  • A Non-opioid Pain Control Regimen for Pain Management in Patients Undergoing Head and Neck Cancer Surgery

    This phase III trial studies how well a non-opioid pain control regimen administered before and during surgery works for pain management in patients undergoing head and neck cancer surgery. Opioids are a class of drugs that work in the brain to produce a variety of effects, including pain relief. In addition to controlling pain, opioids can make some people feel "high" and can be addictive.

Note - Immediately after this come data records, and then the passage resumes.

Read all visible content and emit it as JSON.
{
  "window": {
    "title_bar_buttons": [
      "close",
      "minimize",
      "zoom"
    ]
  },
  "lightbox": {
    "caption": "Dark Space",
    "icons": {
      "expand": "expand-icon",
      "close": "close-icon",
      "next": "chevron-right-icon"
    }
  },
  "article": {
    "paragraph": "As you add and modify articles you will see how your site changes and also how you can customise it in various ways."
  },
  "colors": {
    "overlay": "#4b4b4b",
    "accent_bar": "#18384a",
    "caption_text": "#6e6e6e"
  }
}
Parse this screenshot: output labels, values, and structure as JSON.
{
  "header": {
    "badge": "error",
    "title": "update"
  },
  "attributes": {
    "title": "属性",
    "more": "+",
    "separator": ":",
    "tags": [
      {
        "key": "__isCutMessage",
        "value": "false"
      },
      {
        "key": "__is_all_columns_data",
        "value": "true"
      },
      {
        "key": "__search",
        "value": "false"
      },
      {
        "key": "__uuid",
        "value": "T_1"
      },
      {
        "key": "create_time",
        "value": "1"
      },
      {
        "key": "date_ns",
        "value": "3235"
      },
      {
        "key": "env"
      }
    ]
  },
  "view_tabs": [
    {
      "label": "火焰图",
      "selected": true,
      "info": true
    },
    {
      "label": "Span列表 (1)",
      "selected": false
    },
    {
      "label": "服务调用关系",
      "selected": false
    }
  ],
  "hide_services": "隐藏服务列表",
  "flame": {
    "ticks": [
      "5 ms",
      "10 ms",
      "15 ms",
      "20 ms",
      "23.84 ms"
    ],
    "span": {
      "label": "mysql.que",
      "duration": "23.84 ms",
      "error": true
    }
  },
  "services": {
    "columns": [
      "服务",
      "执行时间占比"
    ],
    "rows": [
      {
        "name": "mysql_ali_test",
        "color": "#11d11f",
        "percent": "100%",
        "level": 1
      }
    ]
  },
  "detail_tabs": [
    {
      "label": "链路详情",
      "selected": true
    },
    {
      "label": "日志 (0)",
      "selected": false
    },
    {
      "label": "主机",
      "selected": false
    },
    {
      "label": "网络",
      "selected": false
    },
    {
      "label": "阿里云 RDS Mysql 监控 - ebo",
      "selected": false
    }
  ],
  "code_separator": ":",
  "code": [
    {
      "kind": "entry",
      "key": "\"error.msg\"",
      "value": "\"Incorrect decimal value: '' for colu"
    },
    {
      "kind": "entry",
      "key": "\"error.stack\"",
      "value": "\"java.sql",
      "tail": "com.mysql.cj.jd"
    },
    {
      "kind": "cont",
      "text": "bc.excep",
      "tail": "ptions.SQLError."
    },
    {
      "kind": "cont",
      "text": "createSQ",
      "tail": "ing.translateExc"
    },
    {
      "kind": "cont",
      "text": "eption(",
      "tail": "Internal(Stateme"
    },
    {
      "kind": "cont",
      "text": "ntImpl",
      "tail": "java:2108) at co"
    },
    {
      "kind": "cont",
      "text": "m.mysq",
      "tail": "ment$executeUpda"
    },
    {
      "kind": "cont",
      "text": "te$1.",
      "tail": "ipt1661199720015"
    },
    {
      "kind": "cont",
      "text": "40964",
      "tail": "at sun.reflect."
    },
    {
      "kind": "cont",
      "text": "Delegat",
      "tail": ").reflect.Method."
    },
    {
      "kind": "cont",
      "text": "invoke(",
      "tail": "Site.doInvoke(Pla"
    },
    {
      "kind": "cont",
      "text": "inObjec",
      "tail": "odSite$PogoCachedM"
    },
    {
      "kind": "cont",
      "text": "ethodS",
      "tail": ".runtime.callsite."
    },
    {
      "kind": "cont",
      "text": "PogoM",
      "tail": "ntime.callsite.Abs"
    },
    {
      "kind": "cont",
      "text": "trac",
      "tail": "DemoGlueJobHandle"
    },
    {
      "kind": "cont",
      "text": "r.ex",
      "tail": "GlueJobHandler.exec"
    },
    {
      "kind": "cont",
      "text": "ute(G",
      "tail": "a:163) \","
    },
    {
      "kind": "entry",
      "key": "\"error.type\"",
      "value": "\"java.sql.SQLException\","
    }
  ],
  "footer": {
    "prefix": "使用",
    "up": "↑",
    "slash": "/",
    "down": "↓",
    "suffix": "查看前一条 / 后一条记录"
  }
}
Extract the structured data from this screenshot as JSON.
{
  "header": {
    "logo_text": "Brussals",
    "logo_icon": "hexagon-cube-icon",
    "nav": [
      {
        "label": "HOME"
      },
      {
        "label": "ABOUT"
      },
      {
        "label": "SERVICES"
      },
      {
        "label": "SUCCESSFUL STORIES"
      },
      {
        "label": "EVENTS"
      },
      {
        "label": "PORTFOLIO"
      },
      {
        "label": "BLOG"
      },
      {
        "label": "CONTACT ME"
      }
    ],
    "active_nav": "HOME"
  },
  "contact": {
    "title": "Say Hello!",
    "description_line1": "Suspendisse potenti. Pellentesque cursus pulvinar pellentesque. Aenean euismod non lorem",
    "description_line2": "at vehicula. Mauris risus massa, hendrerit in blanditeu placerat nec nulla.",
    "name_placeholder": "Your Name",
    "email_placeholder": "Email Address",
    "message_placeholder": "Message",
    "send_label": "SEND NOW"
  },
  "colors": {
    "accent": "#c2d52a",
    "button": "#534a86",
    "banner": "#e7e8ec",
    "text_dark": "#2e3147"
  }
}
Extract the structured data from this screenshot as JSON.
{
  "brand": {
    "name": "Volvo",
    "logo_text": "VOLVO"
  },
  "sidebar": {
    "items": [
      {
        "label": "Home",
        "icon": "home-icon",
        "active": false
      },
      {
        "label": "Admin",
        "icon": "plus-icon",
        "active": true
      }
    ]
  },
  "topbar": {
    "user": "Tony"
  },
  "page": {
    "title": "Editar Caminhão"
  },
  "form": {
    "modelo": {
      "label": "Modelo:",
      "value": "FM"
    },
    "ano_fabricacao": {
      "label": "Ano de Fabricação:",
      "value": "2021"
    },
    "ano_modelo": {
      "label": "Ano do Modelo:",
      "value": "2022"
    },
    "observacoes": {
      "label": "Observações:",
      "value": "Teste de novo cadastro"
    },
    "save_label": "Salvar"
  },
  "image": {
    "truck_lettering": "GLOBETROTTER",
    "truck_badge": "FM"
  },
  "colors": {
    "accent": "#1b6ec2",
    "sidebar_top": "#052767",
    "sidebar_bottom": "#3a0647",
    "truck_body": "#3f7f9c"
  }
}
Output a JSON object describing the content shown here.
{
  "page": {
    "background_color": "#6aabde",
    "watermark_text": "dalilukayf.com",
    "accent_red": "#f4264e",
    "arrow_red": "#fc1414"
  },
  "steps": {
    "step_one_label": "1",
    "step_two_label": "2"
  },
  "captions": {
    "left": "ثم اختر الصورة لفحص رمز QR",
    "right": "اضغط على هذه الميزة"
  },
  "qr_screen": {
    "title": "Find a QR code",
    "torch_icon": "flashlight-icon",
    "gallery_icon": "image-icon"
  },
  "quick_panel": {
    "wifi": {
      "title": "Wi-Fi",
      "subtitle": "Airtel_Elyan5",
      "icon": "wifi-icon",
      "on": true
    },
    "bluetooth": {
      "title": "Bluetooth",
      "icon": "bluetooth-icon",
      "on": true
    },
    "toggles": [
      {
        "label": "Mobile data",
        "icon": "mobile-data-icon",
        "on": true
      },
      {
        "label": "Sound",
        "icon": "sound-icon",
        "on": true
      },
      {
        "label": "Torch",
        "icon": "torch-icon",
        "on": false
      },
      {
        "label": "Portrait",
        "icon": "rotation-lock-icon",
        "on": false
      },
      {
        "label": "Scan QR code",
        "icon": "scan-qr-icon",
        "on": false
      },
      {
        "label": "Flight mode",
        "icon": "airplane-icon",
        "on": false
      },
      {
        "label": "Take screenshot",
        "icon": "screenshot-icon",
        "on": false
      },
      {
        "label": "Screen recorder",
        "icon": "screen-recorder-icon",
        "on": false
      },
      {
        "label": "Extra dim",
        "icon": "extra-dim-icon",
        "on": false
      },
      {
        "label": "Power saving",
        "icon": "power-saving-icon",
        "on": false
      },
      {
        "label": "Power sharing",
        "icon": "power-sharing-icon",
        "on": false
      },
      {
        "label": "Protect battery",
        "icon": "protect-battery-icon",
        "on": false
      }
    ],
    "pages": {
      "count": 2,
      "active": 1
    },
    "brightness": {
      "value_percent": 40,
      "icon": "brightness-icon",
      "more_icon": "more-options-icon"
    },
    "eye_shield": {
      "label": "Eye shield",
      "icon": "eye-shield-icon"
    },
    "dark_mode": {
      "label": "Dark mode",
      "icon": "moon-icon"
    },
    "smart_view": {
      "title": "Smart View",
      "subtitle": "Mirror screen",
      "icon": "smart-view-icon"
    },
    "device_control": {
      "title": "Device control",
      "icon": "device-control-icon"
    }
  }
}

Acetaminophen, celecoxib, gabapentin, ketamine and lidocaine are non-opioid medications that when given before and during surgery, may improve post-surgery pain and / or decrease opioid consumption, which may relieve opioid related side effects and adverse symptoms, improve quality of life, and decrease the risk of chronic pain.
    Location: Case Comprehensive Cancer Center, Cleveland, Ohio